+++ DATA FOR REVIEW

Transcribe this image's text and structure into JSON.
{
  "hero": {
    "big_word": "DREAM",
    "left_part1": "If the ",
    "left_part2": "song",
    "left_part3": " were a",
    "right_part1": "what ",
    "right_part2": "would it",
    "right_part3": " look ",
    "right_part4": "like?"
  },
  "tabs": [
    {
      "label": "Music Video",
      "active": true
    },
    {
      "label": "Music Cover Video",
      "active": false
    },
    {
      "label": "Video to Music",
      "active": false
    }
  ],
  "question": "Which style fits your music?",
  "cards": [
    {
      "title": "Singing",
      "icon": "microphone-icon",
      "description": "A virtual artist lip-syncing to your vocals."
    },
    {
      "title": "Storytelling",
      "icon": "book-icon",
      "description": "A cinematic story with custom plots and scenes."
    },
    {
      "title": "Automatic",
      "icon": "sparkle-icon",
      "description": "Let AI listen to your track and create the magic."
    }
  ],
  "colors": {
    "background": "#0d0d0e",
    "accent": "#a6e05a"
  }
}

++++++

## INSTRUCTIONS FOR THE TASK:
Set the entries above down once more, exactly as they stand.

## OUTPUT FOR THIS TASK:
Transcribe this image's text and structure into JSON.
{
  "hero": {
    "big_word": "DREAM",
    "left_part1": "If the ",
    "left_part2": "song",
    "left_part3": " were a",
    "right_part1": "what ",
    "right_part2": "would it",
    "right_part3": " look ",
    "right_part4": "like?"
  },
  "tabs": [
    {
      "label": "Music Video",
      "active": true
    },
    {
      "label": "Music Cover Video",
      "active": false
    },
    {
      "label": "Video to Music",
      "active": false
    }
  ],
  "question": "Which style fits your music?",
  "cards": [
    {
      "title": "Singing",
      "icon": "microphone-icon",
      "description": "A virtual artist lip-syncing to your vocals."
    },
    {
      "title": "Storytelling",
      "icon": "book-icon",
      "description": "A cinematic story with custom plots and scenes."
    },
    {
      "title": "Automatic",
      "icon": "sparkle-icon",
      "description": "Let AI listen to your track and create the magic."
    }
  ],
  "colors": {
    "background": "#0d0d0e",
    "accent": "#a6e05a"
  }
}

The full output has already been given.